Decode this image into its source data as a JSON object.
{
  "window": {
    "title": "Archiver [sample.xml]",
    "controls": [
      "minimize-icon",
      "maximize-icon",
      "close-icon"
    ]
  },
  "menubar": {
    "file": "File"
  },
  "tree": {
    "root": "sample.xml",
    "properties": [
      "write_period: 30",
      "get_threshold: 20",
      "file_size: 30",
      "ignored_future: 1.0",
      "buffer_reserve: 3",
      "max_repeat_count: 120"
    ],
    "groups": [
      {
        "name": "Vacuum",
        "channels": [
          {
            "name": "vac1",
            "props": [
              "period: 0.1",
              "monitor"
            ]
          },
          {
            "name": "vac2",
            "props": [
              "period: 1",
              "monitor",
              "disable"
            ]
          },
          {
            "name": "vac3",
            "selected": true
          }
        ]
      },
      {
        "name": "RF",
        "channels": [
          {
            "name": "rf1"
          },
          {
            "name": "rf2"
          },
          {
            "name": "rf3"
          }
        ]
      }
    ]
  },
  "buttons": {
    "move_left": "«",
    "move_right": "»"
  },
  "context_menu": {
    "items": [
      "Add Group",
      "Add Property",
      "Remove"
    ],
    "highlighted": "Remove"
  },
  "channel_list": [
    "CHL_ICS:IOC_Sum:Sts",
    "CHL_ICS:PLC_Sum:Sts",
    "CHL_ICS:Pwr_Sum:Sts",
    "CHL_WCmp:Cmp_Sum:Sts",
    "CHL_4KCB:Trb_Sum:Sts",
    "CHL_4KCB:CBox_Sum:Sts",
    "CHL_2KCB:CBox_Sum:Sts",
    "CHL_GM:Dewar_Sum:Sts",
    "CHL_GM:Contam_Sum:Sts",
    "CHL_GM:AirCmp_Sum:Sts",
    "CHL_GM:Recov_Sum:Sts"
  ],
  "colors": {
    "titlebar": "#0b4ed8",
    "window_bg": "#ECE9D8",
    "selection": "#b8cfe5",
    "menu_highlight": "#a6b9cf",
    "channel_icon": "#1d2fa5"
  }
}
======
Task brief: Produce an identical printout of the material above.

Exercise result:
Decode this image into its source data as a JSON object.
{
  "window": {
    "title": "Archiver [sample.xml]",
    "controls": [
      "minimize-icon",
      "maximize-icon",
      "close-icon"
    ]
  },
  "menubar": {
    "file": "File"
  },
  "tree": {
    "root": "sample.xml",
    "properties": [
      "write_period: 30",
      "get_threshold: 20",
      "file_size: 30",
      "ignored_future: 1.0",
      "buffer_reserve: 3",
      "max_repeat_count: 120"
    ],
    "groups": [
      {
        "name": "Vacuum",
        "channels": [
          {
            "name": "vac1",
            "props": [
              "period: 0.1",
              "monitor"
            ]
          },
          {
            "name": "vac2",
            "props": [
              "period: 1",
              "monitor",
              "disable"
            ]
          },
          {
            "name": "vac3",
            "selected": true
          }
        ]
      },
      {
        "name": "RF",
        "channels": [
          {
            "name": "rf1"
          },
          {
            "name": "rf2"
          },
          {
            "name": "rf3"
          }
        ]
      }
    ]
  },
  "buttons": {
    "move_left": "«",
    "move_right": "»"
  },
  "context_menu": {
    "items": [
      "Add Group",
      "Add Property",
      "Remove"
    ],
    "highlighted": "Remove"
  },
  "channel_list": [
    "CHL_ICS:IOC_Sum:Sts",
    "CHL_ICS:PLC_Sum:Sts",
    "CHL_ICS:Pwr_Sum:Sts",
    "CHL_WCmp:Cmp_Sum:Sts",
    "CHL_4KCB:Trb_Sum:Sts",
    "CHL_4KCB:CBox_Sum:Sts",
    "CHL_2KCB:CBox_Sum:Sts",
    "CHL_GM:Dewar_Sum:Sts",
    "CHL_GM:Contam_Sum:Sts",
    "CHL_GM:AirCmp_Sum:Sts",
    "CHL_GM:Recov_Sum:Sts"
  ],
  "colors": {
    "titlebar": "#0b4ed8",
    "window_bg": "#ECE9D8",
    "selection": "#b8cfe5",
    "menu_highlight": "#a6b9cf",
    "channel_icon": "#1d2fa5"
  }
}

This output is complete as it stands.